It will run from November 19 to 22 at Out of the Blue Drill Hall on Dalmeny Street.

Some of the photographs and videos are being shown in Scotland for the first time after touring Europe as part of the EJF’s work.

They were featured in an exhibition titled No Place to Call Home, first shown at the National Theatre in London.

Other artworks from SCCAN are on display to the public for the first time.

Maxida Mrak, Sami rights activist and musician from northern Sweden. Picture: Environmental Justice Foundation.

The works have been ‘re-curated’ and woven together to create a unique immersive experience.

Visitors will also be able to listen to short podcasts created as part of SCCAN’s Future Voices project.

The project tells the stories of communities across Scotland using locally-developed solutions to combat the effect of climate change in food, energy, transport, waste, health, education and enterprise.

One podcast in the series is based in Edinburgh, and showcases Remode Collective, a Community Interest Company set up to celebrate multicultural diversity, build new skills and explore ways to reuse textiles.

Lauren Crilly, part of SCCAN's podcast project.
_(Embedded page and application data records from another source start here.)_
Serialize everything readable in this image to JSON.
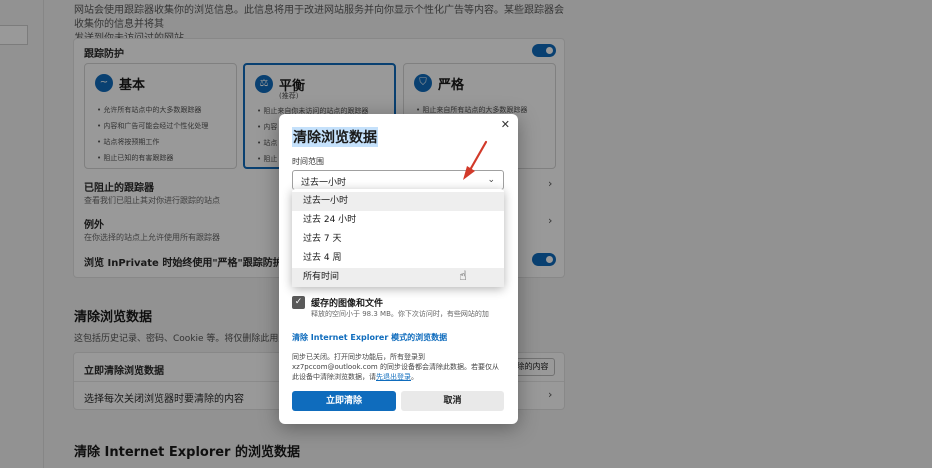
{
  "colors": {
    "accent": "#0f6cbd",
    "annotation": "#d23a2a"
  },
  "background": {
    "intro_line1": "网站会使用跟踪器收集你的浏览信息。此信息将用于改进网站服务并向你显示个性化广告等内容。某些跟踪器会收集你的信息并将其",
    "intro_line2": "发送到你未访问过的网站。",
    "tracking_prevention": {
      "label": "跟踪防护",
      "options": [
        {
          "title": "基本",
          "subtitle": "",
          "icon": "wave-icon",
          "bullets": [
            "允许所有站点中的大多数跟踪器",
            "内容和广告可能会经过个性化处理",
            "站点将按预期工作",
            "阻止已知的有害跟踪器"
          ]
        },
        {
          "title": "平衡",
          "subtitle": "(推荐)",
          "icon": "scale-icon",
          "bullets": [
            "阻止来自你未访问的站点的跟踪器",
            "内容",
            "站点",
            "阻止"
          ]
        },
        {
          "title": "严格",
          "subtitle": "",
          "icon": "shield-icon",
          "bullets": [
            "阻止来自所有站点的大多数跟踪器",
            "",
            "",
            ""
          ]
        }
      ],
      "blocked_title": "已阻止的跟踪器",
      "blocked_desc": "查看我们已阻止其对你进行跟踪的站点",
      "exceptions_title": "例外",
      "exceptions_desc": "在你选择的站点上允许使用所有跟踪器",
      "inprivate_label": "浏览 InPrivate 时始终使用\"严格\"跟踪防护"
    },
    "clear_section": {
      "title": "清除浏览数据",
      "desc": "这包括历史记录、密码、Cookie 等。将仅删除此用户配",
      "row1_title": "立即清除浏览数据",
      "row1_button": "除的内容",
      "row2_title": "选择每次关闭浏览器时要清除的内容"
    },
    "ie_section_title": "清除 Internet Explorer 的浏览数据"
  },
  "dialog": {
    "title": "清除浏览数据",
    "close_label": "✕",
    "time_range_label": "时间范围",
    "selected_value": "过去一小时",
    "options": [
      "过去一小时",
      "过去 24 小时",
      "过去 7 天",
      "过去 4 周",
      "所有时间"
    ],
    "cache_label": "缓存的图像和文件",
    "cache_desc": "释放的空间小于 98.3 MB。你下次访问时，有些网站的加",
    "ie_link": "清除 Internet Explorer 模式的浏览数据",
    "sync_line1": "同步已关闭。打开同步功能后，所有登录到",
    "sync_line2": "xz7pccom@outlook.com 的同步设备都会清除此数据。若要仅从",
    "sync_line3_prefix": "此设备中清除浏览数据，请",
    "sync_link": "先退出登录",
    "sync_line3_suffix": "。",
    "clear_button": "立即清除",
    "cancel_button": "取消"
  }
}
Picture: Del Heaney

The exhibition is supported by Aberdeen-based curator Rachel Grant, with audio support from Edinburgh College.

The Scottish Universities Insight Institute will also share recent research on deconstructing narratives and the power of storytelling.
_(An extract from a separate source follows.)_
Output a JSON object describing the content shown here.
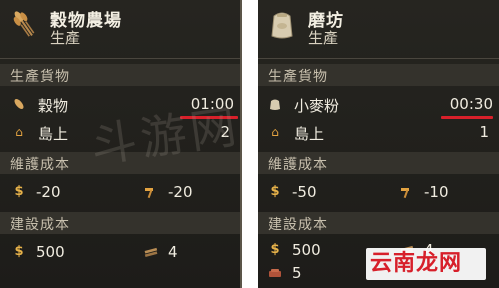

Harriet Cross, a director of SCCAN, said: “I hope that people from across Edinburgh and beyond will grasp this one-off chance to hear, see and watch these thought-provoking human responses to the climate emergency.

“It will provide a chance to listen and observe amidst the panic of the climate emergency.
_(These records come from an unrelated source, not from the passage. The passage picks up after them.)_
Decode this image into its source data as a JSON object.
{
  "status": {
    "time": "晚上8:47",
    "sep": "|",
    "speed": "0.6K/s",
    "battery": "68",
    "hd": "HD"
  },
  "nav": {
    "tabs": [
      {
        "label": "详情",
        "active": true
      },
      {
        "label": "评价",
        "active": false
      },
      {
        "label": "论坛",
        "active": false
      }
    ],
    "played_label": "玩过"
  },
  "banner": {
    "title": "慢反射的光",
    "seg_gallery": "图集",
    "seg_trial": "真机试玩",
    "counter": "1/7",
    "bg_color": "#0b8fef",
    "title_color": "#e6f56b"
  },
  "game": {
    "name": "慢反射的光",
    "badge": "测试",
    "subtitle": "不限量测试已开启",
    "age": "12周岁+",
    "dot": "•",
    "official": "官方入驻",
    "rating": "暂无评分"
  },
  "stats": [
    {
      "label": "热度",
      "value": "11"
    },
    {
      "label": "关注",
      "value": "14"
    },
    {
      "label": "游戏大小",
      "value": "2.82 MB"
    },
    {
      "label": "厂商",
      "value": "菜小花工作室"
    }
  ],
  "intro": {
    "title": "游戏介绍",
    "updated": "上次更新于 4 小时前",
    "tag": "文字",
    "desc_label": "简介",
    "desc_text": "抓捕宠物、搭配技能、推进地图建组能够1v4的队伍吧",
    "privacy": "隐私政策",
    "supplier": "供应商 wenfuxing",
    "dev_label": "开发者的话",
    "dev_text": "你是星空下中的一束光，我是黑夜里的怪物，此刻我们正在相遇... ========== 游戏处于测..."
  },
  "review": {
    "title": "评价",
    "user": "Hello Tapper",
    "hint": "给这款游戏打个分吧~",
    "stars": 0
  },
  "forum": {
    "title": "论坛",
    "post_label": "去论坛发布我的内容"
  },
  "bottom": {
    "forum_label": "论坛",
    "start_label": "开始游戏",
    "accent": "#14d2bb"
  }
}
“We’re excited by the potential to broaden the reach of these important stories and hope that it will inspire people to consider how we can all take an even greater role in addressing the climate crisis.”

SCCAN is a not-for-profit membership body of more than 200 communities supporting each other to build resilience, and develop skills as they move towards a low carbon future, and adapt to changing climates.

The organisation grew out of work in 2010 by Simon Pepper and Rachel Nunn on a ‘Framework for Community Action on Climate Change’ which looked at what was holding communities back from taking action on climate change.

The EJF is a campaign group which uses investigations and film to uncover environmental and human rights abuses.

The exhibition will begin with a launch on Monday November 18 from 5.30pm to 7pm.

Free tickets to the launch can be booked on Eventbrite via the Scottish Communities Climate Action Network website.